Slater Wins Grant From National Geographic, Will Take PA Student on Expedition

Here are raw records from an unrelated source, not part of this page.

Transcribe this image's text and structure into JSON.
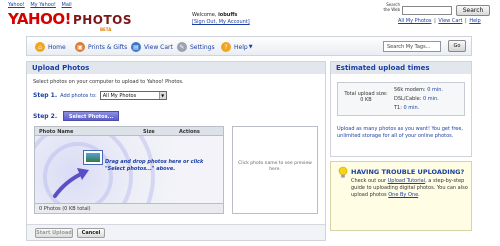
{
  "header": {
    "top_links": [
      "Yahoo!",
      "My Yahoo!",
      "Mail"
    ],
    "logo_yahoo": "YAHOO!",
    "logo_photos": "PHOTOS",
    "logo_beta": "BETA",
    "welcome": "Welcome,",
    "username": "iobuffs",
    "signout": "[Sign Out, My Account]",
    "search_label": "Search the Web",
    "search_button": "Search",
    "util_links": [
      "All My Photos",
      "View Cart",
      "Help"
    ]
  },
  "nav": {
    "items": [
      {
        "label": "Home",
        "icon": "home-icon",
        "color": "#f1a51d"
      },
      {
        "label": "Prints & Gifts",
        "icon": "gift-icon",
        "color": "#e07a2c"
      },
      {
        "label": "View Cart",
        "icon": "cart-icon",
        "color": "#3a78c9"
      },
      {
        "label": "Settings",
        "icon": "wrench-icon",
        "color": "#9aa3b1"
      },
      {
        "label": "Help",
        "icon": "help-icon",
        "color": "#f1a51d"
      }
    ],
    "tag_search_placeholder": "Search My Tags...",
    "go_button": "Go"
  },
  "upload": {
    "title": "Upload Photos",
    "intro": "Select photos on your computer to upload to Yahoo! Photos.",
    "step1_num": "Step 1.",
    "step1_text": "Add photos to:",
    "album_value": "All My Photos",
    "step2_num": "Step 2.",
    "select_button": "Select Photos...",
    "columns": [
      "Photo Name",
      "Size",
      "Actions"
    ],
    "drop_text": "Drag and drop photos here or click \"Select photos...\" above.",
    "footer": "0 Photos (0 KB total)",
    "preview_text": "Click photo name to see preview here.",
    "start_button": "Start Upload",
    "cancel_button": "Cancel"
  },
  "times": {
    "title": "Estimated upload times",
    "size_label": "Total upload size:",
    "size_value": "0 KB",
    "rows": [
      {
        "label": "56k modem:",
        "value": "0 min."
      },
      {
        "label": "DSL/Cable:",
        "value": "0 min."
      },
      {
        "label": "T1:",
        "value": "0 min."
      }
    ],
    "note": "Upload as many photos as you want! You get free, unlimited storage for all of your online photos."
  },
  "trouble": {
    "title": "HAVING TROUBLE UPLOADING?",
    "body_prefix": "Check out our ",
    "body_link1": "Upload Tutorial",
    "body_middle": ", a step-by-step guide to uploading digital photos. You can also upload photos ",
    "body_link2": "One By One",
    "body_suffix": "."
  },
  "colors": {
    "brand_red": "#d60000",
    "link_blue": "#1b3ea3",
    "panel_header": "#e2e7ee",
    "select_button": "#6e70d6",
    "tip_background": "#fffde3"
  }
}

A $14,000 grant from the National Geographic Society and the Waitt Institute for Discovery will enable Donald Slater, Peabody Museum Educator, to travel to the Yucatan Peninsula in search of undiscovered caves. In the expedition, Slater said he hopes to locate Ancient Mayan caves that will unveil the secrets of early Mayan ritual practices. Slater, who specializes in Mesoamerican cultures, has already made two trips to the Yucatan Peninsula since his arrival at PA in 2002. In the past two expeditions, Slater found 53 previously undocumented caves. Slater will bring along an excavation team that will include Phillips Academy graduate Kristen Gilleon ’07, who currently attends the University of Montana, along with a current Phillips Academy student who has yet to be selected. “There will be an application process,” Slater said. “It’s going to be an intensive type of experience for the student, because they’ll have to be down there for four to seven weeks,” Slater said. “It will be intense both physically and mentally.” Slater plans to give priority to the eleven students who will attend the two-week B.A.L.A.M. trip to Mexico during spring break, but “that doesn’t mean I’ll disqualify other interested applicants,” he said. Using the $14,000 grant, Slater will also hire a reconnaissance team who will search the region for additional undocumented caves to study. The team will use GPS technology along with 2D and 3D satellite imagery to locate caves. After detecting cave sites, team members will electronically map out the caves’ interiors. Slater said this year’s expedition will differ from his previous two. “First of all, the general geographic region I’ll be looking at has not been studied in terms of cave archaeology. People have just not explored the caves,” Slater said. “The approach I’m taking is not just simply looking at the material that’s inside the caves, but trying to use caves as a way to understand how the Mayans would use these particular places as stages for authoritarian legitimization, for enactments of power and actually for absorbing spiritual energy,” Slater continued. Slater expects to find various ceramics dating between 500 B.C. and the colonial period. “Aside from [basic ceramics] you can [also] find stone tools, you can find animal and human remains, you can find offerings, but you can also find architectural modifications inside these caves,” Slater said. “You can actually find walls and sometimes little rooms that were built inside of the caves.” The team will dig test pits inside caves selected by Slater on the basis of potential ancient ritual activity. According to Slater, entering the caves and handling ancient artifacts could pose potential problems with the local population. “All of the caves that we’ll be entering will either be on communal land of the Pueblos [villages], or on private land with express permission from the landowner,” said Slater. “If [the caves] are on communal land, we’ll sit down with a committee, generally the males of the village, who have a vested interest in the communal land that’s generally used for agriculture. We’ll need permission from all these people to conduct our work,” Slater continued. Slater said handling artifacts may create more difficulties because local residents often “have an interest in keeping the objects locally.” “There’s generally no safe place to keep them. Things can get destroyed, things can get stolen, things vanish, so it can get a little dicey, but we work as closely as possibly with the locals to make sure we’re not upsetting anybody,” he added. Despite the risks associated with disturbing and removing ancient artifacts of spiritual significance from the caves, Slater is confident that the locals of Yaxcaba will be supportive of his efforts. “In short, nothing that we do down there is against the will of the locals in the immediate area,” Slater said.